# Task to complete:
Write out all of the entries exactly as given.

# Data for processing:

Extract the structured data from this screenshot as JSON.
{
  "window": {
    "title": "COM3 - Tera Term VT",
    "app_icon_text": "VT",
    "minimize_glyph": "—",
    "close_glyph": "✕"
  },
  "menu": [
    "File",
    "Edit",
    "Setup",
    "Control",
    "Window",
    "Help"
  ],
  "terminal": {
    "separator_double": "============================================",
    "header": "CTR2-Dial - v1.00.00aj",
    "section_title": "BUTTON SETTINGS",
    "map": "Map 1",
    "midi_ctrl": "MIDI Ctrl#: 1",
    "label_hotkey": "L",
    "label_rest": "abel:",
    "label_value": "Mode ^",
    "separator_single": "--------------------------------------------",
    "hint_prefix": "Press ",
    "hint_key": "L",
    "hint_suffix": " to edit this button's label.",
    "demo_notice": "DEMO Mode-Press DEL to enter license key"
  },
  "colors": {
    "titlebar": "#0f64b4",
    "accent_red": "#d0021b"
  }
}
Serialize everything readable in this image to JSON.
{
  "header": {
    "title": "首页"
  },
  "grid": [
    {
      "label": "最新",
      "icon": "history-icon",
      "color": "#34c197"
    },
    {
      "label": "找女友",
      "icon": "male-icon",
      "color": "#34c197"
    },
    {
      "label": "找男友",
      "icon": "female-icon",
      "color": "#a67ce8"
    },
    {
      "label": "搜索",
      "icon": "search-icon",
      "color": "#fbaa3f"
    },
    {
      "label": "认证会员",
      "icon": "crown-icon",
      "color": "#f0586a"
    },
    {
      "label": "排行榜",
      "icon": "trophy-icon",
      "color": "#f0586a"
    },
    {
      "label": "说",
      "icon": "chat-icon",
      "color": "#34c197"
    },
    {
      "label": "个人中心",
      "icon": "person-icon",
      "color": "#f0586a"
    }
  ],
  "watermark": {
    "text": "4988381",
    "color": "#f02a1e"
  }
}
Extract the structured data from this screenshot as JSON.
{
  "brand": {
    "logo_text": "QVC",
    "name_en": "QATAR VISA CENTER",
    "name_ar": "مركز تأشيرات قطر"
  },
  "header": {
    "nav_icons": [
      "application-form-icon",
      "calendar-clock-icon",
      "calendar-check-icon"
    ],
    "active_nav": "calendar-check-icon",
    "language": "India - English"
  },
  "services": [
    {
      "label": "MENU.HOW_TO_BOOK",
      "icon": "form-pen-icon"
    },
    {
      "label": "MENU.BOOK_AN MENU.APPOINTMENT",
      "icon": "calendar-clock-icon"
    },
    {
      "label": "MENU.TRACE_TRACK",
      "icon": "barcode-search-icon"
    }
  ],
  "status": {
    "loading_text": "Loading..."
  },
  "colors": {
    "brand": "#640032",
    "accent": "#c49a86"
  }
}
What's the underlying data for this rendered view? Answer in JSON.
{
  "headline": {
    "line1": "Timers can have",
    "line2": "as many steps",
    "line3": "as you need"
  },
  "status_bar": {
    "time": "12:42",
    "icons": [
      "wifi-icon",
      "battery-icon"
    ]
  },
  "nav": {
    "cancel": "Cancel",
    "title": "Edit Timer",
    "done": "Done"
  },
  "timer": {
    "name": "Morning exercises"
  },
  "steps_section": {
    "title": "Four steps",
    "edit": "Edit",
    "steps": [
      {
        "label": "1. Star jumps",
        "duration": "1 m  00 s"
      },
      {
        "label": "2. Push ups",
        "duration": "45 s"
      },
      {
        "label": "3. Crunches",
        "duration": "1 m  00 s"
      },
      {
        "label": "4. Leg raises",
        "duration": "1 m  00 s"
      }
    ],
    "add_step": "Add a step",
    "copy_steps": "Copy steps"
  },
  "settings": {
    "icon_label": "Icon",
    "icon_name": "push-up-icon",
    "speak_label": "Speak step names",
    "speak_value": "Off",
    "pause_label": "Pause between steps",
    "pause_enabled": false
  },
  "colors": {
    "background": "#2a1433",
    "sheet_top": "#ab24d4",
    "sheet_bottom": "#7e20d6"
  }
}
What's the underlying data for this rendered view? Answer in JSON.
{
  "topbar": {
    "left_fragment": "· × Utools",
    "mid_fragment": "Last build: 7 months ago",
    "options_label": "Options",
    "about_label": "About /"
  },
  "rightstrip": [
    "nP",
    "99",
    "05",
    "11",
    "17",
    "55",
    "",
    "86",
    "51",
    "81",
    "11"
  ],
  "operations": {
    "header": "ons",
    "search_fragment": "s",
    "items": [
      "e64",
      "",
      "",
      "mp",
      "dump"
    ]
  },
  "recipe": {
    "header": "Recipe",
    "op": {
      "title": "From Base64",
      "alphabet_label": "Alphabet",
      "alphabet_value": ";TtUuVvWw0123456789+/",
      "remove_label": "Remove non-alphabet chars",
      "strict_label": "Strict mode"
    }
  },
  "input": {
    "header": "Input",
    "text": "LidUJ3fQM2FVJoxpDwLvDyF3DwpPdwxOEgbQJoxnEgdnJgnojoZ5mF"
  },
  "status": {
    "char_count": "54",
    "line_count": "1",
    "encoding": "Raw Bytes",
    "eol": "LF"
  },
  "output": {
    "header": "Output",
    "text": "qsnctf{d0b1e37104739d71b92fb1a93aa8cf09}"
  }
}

# Task response:
Extract the structured data from this screenshot as JSON.
{
  "window": {
    "title": "COM3 - Tera Term VT",
    "app_icon_text": "VT",
    "minimize_glyph": "—",
    "close_glyph": "✕"
  },
  "menu": [
    "File",
    "Edit",
    "Setup",
    "Control",
    "Window",
    "Help"
  ],
  "terminal": {
    "separator_double": "============================================",
    "header": "CTR2-Dial - v1.00.00aj",
    "section_title": "BUTTON SETTINGS",
    "map": "Map 1",
    "midi_ctrl": "MIDI Ctrl#: 1",
    "label_hotkey": "L",
    "label_rest": "abel:",
    "label_value": "Mode ^",
    "separator_single": "--------------------------------------------",
    "hint_prefix": "Press ",
    "hint_key": "L",
    "hint_suffix": " to edit this button's label.",
    "demo_notice": "DEMO Mode-Press DEL to enter license key"
  },
  "colors": {
    "titlebar": "#0f64b4",
    "accent_red": "#d0021b"
  }
}
Serialize everything readable in this image to JSON.
{
  "header": {
    "title": "首页"
  },
  "grid": [
    {
      "label": "最新",
      "icon": "history-icon",
      "color": "#34c197"
    },
    {
      "label": "找女友",
      "icon": "male-icon",
      "color": "#34c197"
    },
    {
      "label": "找男友",
      "icon": "female-icon",
      "color": "#a67ce8"
    },
    {
      "label": "搜索",
      "icon": "search-icon",
      "color": "#fbaa3f"
    },
    {
      "label": "认证会员",
      "icon": "crown-icon",
      "color": "#f0586a"
    },
    {
      "label": "排行榜",
      "icon": "trophy-icon",
      "color": "#f0586a"
    },
    {
      "label": "说",
      "icon": "chat-icon",
      "color": "#34c197"
    },
    {
      "label": "个人中心",
      "icon": "person-icon",
      "color": "#f0586a"
    }
  ],
  "watermark": {
    "text": "4988381",
    "color": "#f02a1e"
  }
}
Extract the structured data from this screenshot as JSON.
{
  "brand": {
    "logo_text": "QVC",
    "name_en": "QATAR VISA CENTER",
    "name_ar": "مركز تأشيرات قطر"
  },
  "header": {
    "nav_icons": [
      "application-form-icon",
      "calendar-clock-icon",
      "calendar-check-icon"
    ],
    "active_nav": "calendar-check-icon",
    "language": "India - English"
  },
  "services": [
    {
      "label": "MENU.HOW_TO_BOOK",
      "icon": "form-pen-icon"
    },
    {
      "label": "MENU.BOOK_AN MENU.APPOINTMENT",
      "icon": "calendar-clock-icon"
    },
    {
      "label": "MENU.TRACE_TRACK",
      "icon": "barcode-search-icon"
    }
  ],
  "status": {
    "loading_text": "Loading..."
  },
  "colors": {
    "brand": "#640032",
    "accent": "#c49a86"
  }
}
What's the underlying data for this rendered view? Answer in JSON.
{
  "headline": {
    "line1": "Timers can have",
    "line2": "as many steps",
    "line3": "as you need"
  },
  "status_bar": {
    "time": "12:42",
    "icons": [
      "wifi-icon",
      "battery-icon"
    ]
  },
  "nav": {
    "cancel": "Cancel",
    "title": "Edit Timer",
    "done": "Done"
  },
  "timer": {
    "name": "Morning exercises"
  },
  "steps_section": {
    "title": "Four steps",
    "edit": "Edit",
    "steps": [
      {
        "label": "1. Star jumps",
        "duration": "1 m  00 s"
      },
      {
        "label": "2. Push ups",
        "duration": "45 s"
      },
      {
        "label": "3. Crunches",
        "duration": "1 m  00 s"
      },
      {
        "label": "4. Leg raises",
        "duration": "1 m  00 s"
      }
    ],
    "add_step": "Add a step",
    "copy_steps": "Copy steps"
  },
  "settings": {
    "icon_label": "Icon",
    "icon_name": "push-up-icon",
    "speak_label": "Speak step names",
    "speak_value": "Off",
    "pause_label": "Pause between steps",
    "pause_enabled": false
  },
  "colors": {
    "background": "#2a1433",
    "sheet_top": "#ab24d4",
    "sheet_bottom": "#7e20d6"
  }
}
What's the underlying data for this rendered view? Answer in JSON.
{
  "topbar": {
    "left_fragment": "· × Utools",
    "mid_fragment": "Last build: 7 months ago",
    "options_label": "Options",
    "about_label": "About /"
  },
  "rightstrip": [
    "nP",
    "99",
    "05",
    "11",
    "17",
    "55",
    "",
    "86",
    "51",
    "81",
    "11"
  ],
  "operations": {
    "header": "ons",
    "search_fragment": "s",
    "items": [
      "e64",
      "",
      "",
      "mp",
      "dump"
    ]
  },
  "recipe": {
    "header": "Recipe",
    "op": {
      "title": "From Base64",
      "alphabet_label": "Alphabet",
      "alphabet_value": ";TtUuVvWw0123456789+/",
      "remove_label": "Remove non-alphabet chars",
      "strict_label": "Strict mode"
    }
  },
  "input": {
    "header": "Input",
    "text": "LidUJ3fQM2FVJoxpDwLvDyF3DwpPdwxOEgbQJoxnEgdnJgnojoZ5mF"
  },
  "status": {
    "char_count": "54",
    "line_count": "1",
    "encoding": "Raw Bytes",
    "eol": "LF"
  },
  "output": {
    "header": "Output",
    "text": "qsnctf{d0b1e37104739d71b92fb1a93aa8cf09}"
  }
}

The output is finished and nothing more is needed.